Prisons have been undergoing reform for the past decade to correct serious problems of overcrowding, poor sanitation, and violence. In a move away from corrections, the focus has shifted to inmate rehabilitation, education, and reintegration into society. Classes from primary to university level are being offered to prisoners at 18 of the country’s 35 prisons in order to empower inmates to succeed outside prison walls. While costs of running the country’s 18 rehabilitation-focused facilities are double those of traditional models, the new system boasts a 5 percent recidivism rate, compared to 50 percent for traditional prisons.

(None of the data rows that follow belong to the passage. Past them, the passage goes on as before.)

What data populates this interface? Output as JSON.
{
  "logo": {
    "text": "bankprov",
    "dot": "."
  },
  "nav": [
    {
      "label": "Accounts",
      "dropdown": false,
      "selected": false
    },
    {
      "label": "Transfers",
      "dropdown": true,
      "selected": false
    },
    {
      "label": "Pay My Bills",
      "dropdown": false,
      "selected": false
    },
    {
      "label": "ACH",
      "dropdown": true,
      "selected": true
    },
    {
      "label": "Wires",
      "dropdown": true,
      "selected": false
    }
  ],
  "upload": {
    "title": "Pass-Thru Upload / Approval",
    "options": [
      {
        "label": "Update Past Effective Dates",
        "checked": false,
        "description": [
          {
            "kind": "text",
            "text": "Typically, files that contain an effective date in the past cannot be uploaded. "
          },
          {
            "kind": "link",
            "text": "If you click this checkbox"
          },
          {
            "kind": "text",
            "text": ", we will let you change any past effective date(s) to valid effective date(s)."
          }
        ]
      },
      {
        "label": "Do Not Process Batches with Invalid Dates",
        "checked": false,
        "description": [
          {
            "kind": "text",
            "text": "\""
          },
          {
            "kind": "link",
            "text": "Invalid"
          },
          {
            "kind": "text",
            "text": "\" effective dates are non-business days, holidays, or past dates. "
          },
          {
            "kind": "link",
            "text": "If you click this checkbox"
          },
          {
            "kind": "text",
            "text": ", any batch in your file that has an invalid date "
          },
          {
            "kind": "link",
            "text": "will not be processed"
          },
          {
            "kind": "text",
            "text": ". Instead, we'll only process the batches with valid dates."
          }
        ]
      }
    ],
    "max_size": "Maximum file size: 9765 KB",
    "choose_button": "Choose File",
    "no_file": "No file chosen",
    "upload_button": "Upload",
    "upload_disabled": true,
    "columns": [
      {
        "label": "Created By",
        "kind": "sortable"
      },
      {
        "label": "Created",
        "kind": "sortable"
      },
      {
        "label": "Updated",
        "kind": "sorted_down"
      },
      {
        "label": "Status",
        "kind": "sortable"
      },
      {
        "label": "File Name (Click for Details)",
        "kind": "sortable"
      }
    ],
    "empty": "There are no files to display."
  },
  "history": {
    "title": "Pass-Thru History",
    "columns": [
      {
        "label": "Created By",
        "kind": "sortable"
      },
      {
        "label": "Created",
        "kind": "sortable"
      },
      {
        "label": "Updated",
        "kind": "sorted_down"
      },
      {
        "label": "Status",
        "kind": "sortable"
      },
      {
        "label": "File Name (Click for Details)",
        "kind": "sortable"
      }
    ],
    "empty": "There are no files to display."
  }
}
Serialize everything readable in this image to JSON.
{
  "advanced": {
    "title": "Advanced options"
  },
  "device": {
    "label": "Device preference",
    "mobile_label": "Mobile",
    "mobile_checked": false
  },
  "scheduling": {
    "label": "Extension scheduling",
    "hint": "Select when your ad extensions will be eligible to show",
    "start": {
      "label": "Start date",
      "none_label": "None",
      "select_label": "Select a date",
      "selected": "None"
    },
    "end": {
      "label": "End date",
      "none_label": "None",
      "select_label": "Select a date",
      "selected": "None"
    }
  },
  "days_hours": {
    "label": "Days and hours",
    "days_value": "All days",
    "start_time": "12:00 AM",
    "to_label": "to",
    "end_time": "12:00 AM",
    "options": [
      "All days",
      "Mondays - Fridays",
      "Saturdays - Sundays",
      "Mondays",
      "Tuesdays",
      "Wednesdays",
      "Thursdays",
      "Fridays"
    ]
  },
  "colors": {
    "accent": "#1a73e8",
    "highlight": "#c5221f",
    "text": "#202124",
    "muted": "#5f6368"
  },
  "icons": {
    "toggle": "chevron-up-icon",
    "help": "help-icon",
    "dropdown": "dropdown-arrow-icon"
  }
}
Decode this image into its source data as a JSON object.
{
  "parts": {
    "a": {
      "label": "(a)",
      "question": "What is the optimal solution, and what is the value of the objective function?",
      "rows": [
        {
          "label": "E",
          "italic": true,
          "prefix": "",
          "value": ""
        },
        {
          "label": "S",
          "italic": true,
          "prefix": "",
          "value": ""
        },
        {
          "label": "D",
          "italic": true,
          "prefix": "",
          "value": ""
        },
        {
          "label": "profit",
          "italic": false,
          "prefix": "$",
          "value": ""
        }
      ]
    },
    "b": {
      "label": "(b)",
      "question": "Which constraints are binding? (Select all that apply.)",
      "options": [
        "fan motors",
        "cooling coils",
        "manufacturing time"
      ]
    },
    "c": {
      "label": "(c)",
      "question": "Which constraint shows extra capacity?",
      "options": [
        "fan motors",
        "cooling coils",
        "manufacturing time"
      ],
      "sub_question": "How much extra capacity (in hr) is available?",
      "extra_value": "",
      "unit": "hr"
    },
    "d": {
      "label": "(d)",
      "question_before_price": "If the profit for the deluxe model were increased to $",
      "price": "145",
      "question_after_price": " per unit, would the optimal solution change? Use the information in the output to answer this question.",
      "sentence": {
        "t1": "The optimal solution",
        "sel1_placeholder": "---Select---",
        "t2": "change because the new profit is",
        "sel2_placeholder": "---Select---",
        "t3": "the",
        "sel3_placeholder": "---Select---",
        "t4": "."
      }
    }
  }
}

Haitians face persistent systematic discrimination, including obstacles to attending school and university, obtaining legal employment, and securing legal documents such as identification, birth certificates, and marriage licenses.

While same-sex sexual activity is legal in the Dominican Republic, the LGBT (lesbian, gay, bisexual, and transgender) community still faces discrimination and even violence. Members of the LGBT community are often blamed for high levels of HIV/AIDS in certain areas of the country. Same-sex relationships, as well as other gender identities, are still considered taboo in the country. In December 2014, the country’s first same-sex marriage occurred under the Vienna Convention at the Dominican Republic’s British Embassy between a Dominican man and a British man. LGBT individuals are barred from certain public sector jobs such as in the police force and armed forces.

 

G. Personal Autonomy and Individual Rights: 10 / 16

The mistreatment of Haitian immigrants and Dominicans of Haitian descent continues to mar the Dominican Republic’s international reputation in the wake of its 2013 Constitutional Court ruling that a 2010 law limiting Dominican citizenship to children born to legal immigrants could be retroactively applied. The decision threatened to strip four generations of Dominicans of Haitian descent—an estimated 210,000 Dominicans—of their citizenship. Under international and domestic pressure from human rights critics, the country enacted new legislation in May 2014 that opened pathways to citizenship for residents of Haitian descent. However, the outlook for the affected Dominicans remains uncertain pending a February 2015 cutoff date and requirements for naturalization for many, including legal documents, identification, and registration processes. Meanwhile, authorities continue to police the Haiti-Dominican Republic border in order to stop the influx of refugees seeking to enter the Dominican Republic. The country’s bid to join the Caribbean Community (CARICOM) was suspended in 2013 on the grounds that the citizenship ruling was in violation of the American Convention on Human Rights.

The Dominican Republic is making an effort to make women more visible in public and private spheres. The country still maintains an absolute ban on abortion, even in cases of rape, risky pregnancies, pregnancies where the mother is at risk, and in cases of an unviable fetus. A legislative effort in 2014 aimed to decriminalize abortion if the mother’s health is at risk.

Trafficking in women and girls, child prostitution, and child abuse are major concerns. The government, in association with the United States, is making serious strides to combat trafficking. In August 2014, for example, the takedown of a prostitution ring saved 25 children and resulted in eight arrests.

 

Scoring Key: X / Y (Z)

X = Score Received

Y = Best Possible Score

Z = Change from Previous Year

Full Methodology